#### What this task involves
The word "programmer" may appear in some lines of the data; copy every such line.

#### Records supplied
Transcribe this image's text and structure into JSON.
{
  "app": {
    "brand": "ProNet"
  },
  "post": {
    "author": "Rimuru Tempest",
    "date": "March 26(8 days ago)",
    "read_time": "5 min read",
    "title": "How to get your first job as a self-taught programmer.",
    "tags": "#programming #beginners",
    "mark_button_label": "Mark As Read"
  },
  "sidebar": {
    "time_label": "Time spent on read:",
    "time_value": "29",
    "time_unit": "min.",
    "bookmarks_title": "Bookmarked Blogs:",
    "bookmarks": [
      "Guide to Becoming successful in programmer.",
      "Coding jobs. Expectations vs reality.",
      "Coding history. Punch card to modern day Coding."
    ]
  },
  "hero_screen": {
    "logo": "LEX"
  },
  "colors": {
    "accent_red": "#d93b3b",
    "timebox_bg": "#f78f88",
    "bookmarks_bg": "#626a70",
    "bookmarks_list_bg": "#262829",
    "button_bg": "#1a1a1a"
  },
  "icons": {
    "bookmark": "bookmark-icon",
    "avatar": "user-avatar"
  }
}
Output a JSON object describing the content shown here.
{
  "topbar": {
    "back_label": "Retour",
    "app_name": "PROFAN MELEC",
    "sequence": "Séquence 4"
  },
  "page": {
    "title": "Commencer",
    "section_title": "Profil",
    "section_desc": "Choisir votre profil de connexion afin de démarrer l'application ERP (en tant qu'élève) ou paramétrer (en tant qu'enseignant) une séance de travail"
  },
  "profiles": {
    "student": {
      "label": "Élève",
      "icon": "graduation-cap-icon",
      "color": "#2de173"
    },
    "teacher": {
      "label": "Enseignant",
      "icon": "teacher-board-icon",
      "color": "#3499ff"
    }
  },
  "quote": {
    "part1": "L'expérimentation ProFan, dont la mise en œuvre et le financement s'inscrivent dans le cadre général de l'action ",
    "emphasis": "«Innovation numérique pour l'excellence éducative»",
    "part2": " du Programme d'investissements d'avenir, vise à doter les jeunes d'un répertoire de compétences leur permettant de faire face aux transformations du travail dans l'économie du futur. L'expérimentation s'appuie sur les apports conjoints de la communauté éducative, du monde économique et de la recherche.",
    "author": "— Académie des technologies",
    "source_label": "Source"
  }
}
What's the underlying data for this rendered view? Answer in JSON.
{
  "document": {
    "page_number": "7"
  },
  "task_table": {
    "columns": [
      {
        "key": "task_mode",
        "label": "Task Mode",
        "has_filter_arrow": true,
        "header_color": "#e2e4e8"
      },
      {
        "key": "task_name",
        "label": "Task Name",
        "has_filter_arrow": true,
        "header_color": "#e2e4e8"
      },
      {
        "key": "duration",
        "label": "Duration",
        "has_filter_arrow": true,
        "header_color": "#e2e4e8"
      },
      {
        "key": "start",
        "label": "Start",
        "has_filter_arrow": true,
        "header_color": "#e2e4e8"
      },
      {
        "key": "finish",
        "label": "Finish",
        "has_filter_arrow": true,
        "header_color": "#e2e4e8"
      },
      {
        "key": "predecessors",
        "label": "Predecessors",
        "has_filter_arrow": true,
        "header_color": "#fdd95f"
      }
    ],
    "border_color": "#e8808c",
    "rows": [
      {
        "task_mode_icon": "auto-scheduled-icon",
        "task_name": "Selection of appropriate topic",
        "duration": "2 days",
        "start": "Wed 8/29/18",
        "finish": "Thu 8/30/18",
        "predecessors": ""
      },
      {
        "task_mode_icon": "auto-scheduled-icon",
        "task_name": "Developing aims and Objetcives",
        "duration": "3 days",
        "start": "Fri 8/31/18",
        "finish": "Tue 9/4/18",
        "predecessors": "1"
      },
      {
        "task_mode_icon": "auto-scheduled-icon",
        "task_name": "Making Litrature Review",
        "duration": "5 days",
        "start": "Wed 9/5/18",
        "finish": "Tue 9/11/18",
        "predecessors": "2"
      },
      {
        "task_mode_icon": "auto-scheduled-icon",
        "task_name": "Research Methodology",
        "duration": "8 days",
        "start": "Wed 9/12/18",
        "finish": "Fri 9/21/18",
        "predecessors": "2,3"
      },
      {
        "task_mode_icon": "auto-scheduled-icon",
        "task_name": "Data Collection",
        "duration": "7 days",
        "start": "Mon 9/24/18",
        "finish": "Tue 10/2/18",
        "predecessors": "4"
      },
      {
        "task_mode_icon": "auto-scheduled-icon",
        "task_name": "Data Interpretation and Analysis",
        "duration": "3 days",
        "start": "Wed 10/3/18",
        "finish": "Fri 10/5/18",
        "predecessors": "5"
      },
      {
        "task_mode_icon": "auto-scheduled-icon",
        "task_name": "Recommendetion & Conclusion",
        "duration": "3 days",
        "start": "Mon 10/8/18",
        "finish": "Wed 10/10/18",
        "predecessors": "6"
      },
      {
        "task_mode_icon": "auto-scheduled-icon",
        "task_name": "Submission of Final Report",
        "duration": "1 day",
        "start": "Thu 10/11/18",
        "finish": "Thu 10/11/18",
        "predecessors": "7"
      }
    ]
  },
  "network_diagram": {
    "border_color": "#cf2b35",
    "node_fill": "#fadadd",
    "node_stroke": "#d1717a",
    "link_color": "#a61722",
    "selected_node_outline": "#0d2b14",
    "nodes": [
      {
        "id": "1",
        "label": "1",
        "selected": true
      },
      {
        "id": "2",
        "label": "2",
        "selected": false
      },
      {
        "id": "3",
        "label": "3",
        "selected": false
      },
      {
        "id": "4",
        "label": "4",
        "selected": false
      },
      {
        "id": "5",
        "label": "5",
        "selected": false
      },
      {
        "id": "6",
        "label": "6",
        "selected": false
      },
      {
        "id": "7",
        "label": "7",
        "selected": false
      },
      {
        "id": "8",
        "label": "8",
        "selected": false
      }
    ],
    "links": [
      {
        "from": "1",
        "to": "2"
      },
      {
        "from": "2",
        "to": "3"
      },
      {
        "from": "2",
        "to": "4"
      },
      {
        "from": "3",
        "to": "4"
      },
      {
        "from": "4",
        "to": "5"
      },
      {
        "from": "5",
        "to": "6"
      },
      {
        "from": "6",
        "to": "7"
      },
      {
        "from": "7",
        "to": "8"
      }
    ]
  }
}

#### Result
    "title": "How to get your first job as a self-taught programmer.",
      "Guide to Becoming successful in programmer.",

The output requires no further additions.